Whilst there are some aspects to Orwell’s character that may lend themselves to any number of mental disorders, (those obsessive compulsive lists and calculations in his domestic diaries that leaked into some of his essays) the more pertinent question is not whether Orwell and several other historical figures whose names are always dropped in these analyses, (Churchill, Hitler, Newton et al) are mentally ill but whether the human condition puts us all ‘on the spectrum’ of madness to one degree or another.
Obsessive Compulsive Disorder is seen as a person attempting to control their environment and ultimately their fate.
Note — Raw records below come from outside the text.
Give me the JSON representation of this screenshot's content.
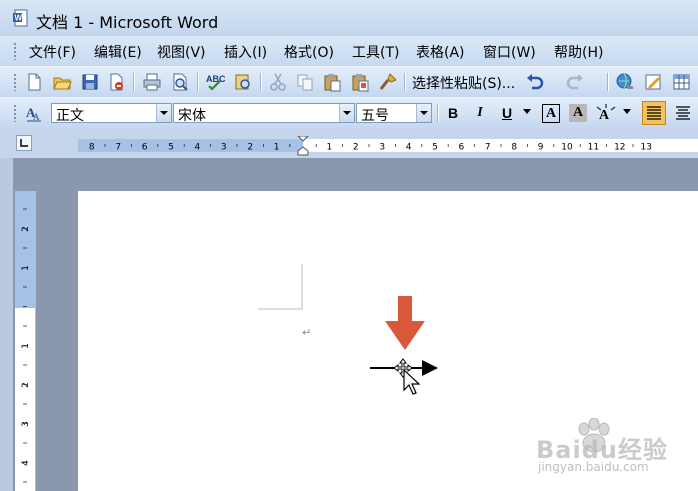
{
  "window": {
    "title": "文档 1 - Microsoft Word"
  },
  "menu": [
    "文件(F)",
    "编辑(E)",
    "视图(V)",
    "插入(I)",
    "格式(O)",
    "工具(T)",
    "表格(A)",
    "窗口(W)",
    "帮助(H)"
  ],
  "toolbar": {
    "paste_special_label": "选择性粘贴(S)..."
  },
  "format": {
    "style": "正文",
    "font": "宋体",
    "size": "五号",
    "bold": "B",
    "italic": "I",
    "underline": "U",
    "char_border": "A",
    "char_shading": "A"
  },
  "hruler": {
    "left_labels": [
      "8",
      "7",
      "6",
      "5",
      "4",
      "3",
      "2",
      "1"
    ],
    "right_labels": [
      "1",
      "2",
      "3",
      "4",
      "5",
      "6",
      "7",
      "8",
      "9",
      "10",
      "11",
      "12",
      "13"
    ]
  },
  "vruler": {
    "labels": [
      "2",
      "1",
      "1",
      "2",
      "3",
      "4"
    ]
  },
  "document": {
    "paragraph_mark": "↵"
  },
  "watermark": {
    "brand": "Baidu经验",
    "url": "jingyan.baidu.com"
  },
  "colors": {
    "annotation_arrow": "#d9583a",
    "page": "#ffffff",
    "workspace": "#8a97ad"
  }
}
When we are children and most of our environment feels completely out of our influence and affected by the large slow moving adults around us, we often display what psychologists might term typical OCD behaviours. ‘If I touch every single fencepost on the way home, Mummy will not discover the broken teapot I hid under the dresser and if I correctly guess kippers for tea, Daddy will not be killed by the Germans for I am the ruler of the universe and am in ultimate control of my fate’. As we grow up, these insecurities are subsumed by a growing confidence or suppressed to a degree that is manageable or, in the minority of cases, retained to be diagnosed by a man in a more expensive suit than we could ever afford for $140 an hour plus tax.
Orwell’s paranoia is also cited as another indicator. But how many of us can put themselves in the position of a writer who had already appeared on one death list during the Spanish Civil War and who believed by retreating to the remote Isle of Jura he might escape the worst effects of a third Atom Bomb explosion? Given the time in which he lived and his previous experiences, one might think it a healthy precaution to be ever so slightly paranoid about over-friendly strangers and high profile social situations.
The truth is, we may regard our response to the world, our environment and our immediate personal experiences as being ‘on a spectrum’ of response and behaviours that are shaped by formative episodes in our childhood or genetics or physical injury to the brain. These responses are over-characterised for conveniences sake by professionals who desire a scale against which these things can be weighed, measured and treated. I have never experienced an age where there has been such a desire to label people as suffering from Bipolar Affective Disorder. The reason? Because, helpfully, a list of heavily promoted drugs are listed against such a diagnosis and prevent your GP or mental health professional from having to think very deeply about the appropriate treatment for how you feel when in a temporary or intermittent period of intense stress, anxiety or depression. Far easier to see the recommended Pharmacopoeia choices available for such a diagnosis and prescribe them.
That is not to say that human beings with high levels of manic anxiety or depression do not genuinely benefit from a period (perhaps a long period) of medication to control the life-altering levels of pain and suffering caused by real and demonstrably disabling conditions. No one who has seen the distressing effects of delusional psychosis on the sufferer and their families would deny they need some chemical intervention to relieve their pain and stabilise their racing minds. But we have to be careful in a world dominated by Big Pharma not to become blind to the degrees along that human spectrum and allow a default position that can pathologise every aspect of human behaviour.
Reading and re-reading Orwell with a degree of intensity that may seem, dare I say, Obsessively Compulsive, I would conclude that during his time in Barcelona, on a death list and on the run from Fascist and Republican alike, I would have prescribed Lithium to bring down his manic tendency to believe that everyone is out to kill him with a side order of Zopiclone to help him with those sleepless nights. War is Peace. Freedom is Slavery. Ignorance is Strength. Mad is Sane.